DATASET Start Marker
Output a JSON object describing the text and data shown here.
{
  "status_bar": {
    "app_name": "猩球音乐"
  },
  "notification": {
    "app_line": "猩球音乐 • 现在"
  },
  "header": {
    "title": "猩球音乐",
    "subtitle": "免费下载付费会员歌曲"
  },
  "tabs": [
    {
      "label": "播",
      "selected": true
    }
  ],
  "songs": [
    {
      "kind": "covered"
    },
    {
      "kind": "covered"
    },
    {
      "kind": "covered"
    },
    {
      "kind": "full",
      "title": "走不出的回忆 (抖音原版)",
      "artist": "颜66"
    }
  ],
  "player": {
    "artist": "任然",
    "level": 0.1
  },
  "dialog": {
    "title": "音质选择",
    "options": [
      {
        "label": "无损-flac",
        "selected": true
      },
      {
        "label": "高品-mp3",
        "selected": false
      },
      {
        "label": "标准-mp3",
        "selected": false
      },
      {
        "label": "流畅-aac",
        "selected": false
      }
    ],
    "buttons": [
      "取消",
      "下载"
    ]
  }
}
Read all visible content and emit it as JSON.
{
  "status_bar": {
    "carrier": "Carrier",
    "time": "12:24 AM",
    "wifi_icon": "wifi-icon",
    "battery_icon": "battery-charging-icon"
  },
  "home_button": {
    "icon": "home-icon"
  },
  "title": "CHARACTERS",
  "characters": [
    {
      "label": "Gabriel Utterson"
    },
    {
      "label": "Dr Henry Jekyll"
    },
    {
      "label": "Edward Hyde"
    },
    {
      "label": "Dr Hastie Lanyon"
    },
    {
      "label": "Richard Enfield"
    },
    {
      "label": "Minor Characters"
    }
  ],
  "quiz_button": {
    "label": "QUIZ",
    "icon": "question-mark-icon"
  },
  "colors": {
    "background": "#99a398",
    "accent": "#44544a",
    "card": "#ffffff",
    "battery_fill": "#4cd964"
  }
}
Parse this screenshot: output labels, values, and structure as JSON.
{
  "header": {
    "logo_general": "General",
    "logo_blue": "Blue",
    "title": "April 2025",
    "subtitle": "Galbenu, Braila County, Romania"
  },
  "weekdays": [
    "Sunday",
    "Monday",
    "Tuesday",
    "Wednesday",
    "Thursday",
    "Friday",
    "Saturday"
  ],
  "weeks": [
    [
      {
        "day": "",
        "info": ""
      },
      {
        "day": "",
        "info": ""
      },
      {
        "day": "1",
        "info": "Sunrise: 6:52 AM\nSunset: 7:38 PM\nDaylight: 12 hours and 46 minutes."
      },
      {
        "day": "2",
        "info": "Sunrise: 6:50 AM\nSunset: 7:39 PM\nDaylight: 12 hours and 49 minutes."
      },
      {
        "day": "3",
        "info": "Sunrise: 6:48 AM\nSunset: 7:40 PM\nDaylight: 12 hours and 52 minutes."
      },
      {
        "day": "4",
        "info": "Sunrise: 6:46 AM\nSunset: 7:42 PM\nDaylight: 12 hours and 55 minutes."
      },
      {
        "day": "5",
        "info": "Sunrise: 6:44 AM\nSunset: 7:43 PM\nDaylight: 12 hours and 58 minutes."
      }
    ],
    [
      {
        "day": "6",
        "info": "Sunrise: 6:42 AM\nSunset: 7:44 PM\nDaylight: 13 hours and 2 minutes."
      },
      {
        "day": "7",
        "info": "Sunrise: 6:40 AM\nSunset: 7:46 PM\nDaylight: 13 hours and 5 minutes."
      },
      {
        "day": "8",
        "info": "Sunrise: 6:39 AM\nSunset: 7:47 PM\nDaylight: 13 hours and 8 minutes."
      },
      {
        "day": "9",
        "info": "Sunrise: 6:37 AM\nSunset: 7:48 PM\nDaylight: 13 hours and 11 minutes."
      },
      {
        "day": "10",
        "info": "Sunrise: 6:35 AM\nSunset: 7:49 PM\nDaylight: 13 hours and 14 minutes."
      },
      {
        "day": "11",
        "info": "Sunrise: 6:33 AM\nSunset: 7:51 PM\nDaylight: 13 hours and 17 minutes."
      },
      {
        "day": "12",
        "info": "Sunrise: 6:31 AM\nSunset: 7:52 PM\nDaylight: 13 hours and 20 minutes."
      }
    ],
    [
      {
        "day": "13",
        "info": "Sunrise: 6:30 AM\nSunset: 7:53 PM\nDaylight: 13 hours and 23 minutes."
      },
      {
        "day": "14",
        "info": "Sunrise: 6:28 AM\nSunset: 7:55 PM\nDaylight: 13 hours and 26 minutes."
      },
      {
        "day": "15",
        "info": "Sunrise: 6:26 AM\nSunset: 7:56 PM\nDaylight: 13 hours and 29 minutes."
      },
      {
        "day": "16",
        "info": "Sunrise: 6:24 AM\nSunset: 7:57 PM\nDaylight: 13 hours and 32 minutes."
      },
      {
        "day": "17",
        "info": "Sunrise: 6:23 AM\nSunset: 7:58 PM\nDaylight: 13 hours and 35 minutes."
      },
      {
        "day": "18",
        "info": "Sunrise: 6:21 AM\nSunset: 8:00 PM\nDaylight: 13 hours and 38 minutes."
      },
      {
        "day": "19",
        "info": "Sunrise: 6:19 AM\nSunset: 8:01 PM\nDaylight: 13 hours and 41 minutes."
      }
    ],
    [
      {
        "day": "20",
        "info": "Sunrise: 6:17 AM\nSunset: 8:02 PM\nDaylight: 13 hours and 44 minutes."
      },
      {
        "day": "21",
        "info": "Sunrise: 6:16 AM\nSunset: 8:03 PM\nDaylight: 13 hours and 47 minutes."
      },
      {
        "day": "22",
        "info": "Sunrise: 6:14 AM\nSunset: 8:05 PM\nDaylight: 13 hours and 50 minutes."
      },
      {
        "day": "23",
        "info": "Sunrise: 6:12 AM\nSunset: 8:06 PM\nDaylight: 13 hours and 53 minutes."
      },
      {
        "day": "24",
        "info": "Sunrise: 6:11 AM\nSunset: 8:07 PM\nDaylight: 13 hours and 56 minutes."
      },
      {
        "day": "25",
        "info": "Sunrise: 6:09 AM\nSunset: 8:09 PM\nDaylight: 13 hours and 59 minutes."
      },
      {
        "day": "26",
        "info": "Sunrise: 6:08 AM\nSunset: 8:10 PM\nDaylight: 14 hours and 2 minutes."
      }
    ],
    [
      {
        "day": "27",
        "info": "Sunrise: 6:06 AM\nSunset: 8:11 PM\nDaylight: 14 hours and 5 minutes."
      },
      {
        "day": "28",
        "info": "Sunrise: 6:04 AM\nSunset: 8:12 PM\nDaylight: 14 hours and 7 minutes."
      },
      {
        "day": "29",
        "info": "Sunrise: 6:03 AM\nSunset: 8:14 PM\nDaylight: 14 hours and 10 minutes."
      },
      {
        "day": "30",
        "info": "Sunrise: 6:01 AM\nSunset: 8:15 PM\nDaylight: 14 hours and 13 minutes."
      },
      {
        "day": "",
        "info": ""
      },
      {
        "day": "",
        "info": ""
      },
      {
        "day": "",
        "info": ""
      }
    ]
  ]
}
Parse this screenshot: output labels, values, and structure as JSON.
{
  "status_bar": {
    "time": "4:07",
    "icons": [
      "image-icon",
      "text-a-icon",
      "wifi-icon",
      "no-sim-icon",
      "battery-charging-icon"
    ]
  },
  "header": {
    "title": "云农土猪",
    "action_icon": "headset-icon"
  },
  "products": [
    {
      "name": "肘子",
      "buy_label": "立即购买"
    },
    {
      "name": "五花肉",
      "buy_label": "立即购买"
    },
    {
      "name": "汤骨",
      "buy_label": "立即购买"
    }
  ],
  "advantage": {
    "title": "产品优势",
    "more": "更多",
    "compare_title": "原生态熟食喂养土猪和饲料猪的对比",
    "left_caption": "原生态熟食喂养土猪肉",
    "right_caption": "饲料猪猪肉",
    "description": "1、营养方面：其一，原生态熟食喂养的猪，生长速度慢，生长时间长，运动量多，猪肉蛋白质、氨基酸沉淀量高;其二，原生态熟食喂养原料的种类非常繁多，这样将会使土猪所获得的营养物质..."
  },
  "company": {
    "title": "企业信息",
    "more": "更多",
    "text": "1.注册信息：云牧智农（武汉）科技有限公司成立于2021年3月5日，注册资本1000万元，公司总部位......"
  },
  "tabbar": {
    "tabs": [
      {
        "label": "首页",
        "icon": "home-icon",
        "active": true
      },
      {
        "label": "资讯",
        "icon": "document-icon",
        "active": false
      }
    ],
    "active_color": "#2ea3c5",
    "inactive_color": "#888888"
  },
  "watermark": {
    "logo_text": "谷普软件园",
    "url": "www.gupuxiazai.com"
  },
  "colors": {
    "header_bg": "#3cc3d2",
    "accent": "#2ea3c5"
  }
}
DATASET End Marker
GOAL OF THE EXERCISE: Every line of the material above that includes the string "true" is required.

EXERCISE OUTPUT:
      "selected": true
        "selected": true
        "active": true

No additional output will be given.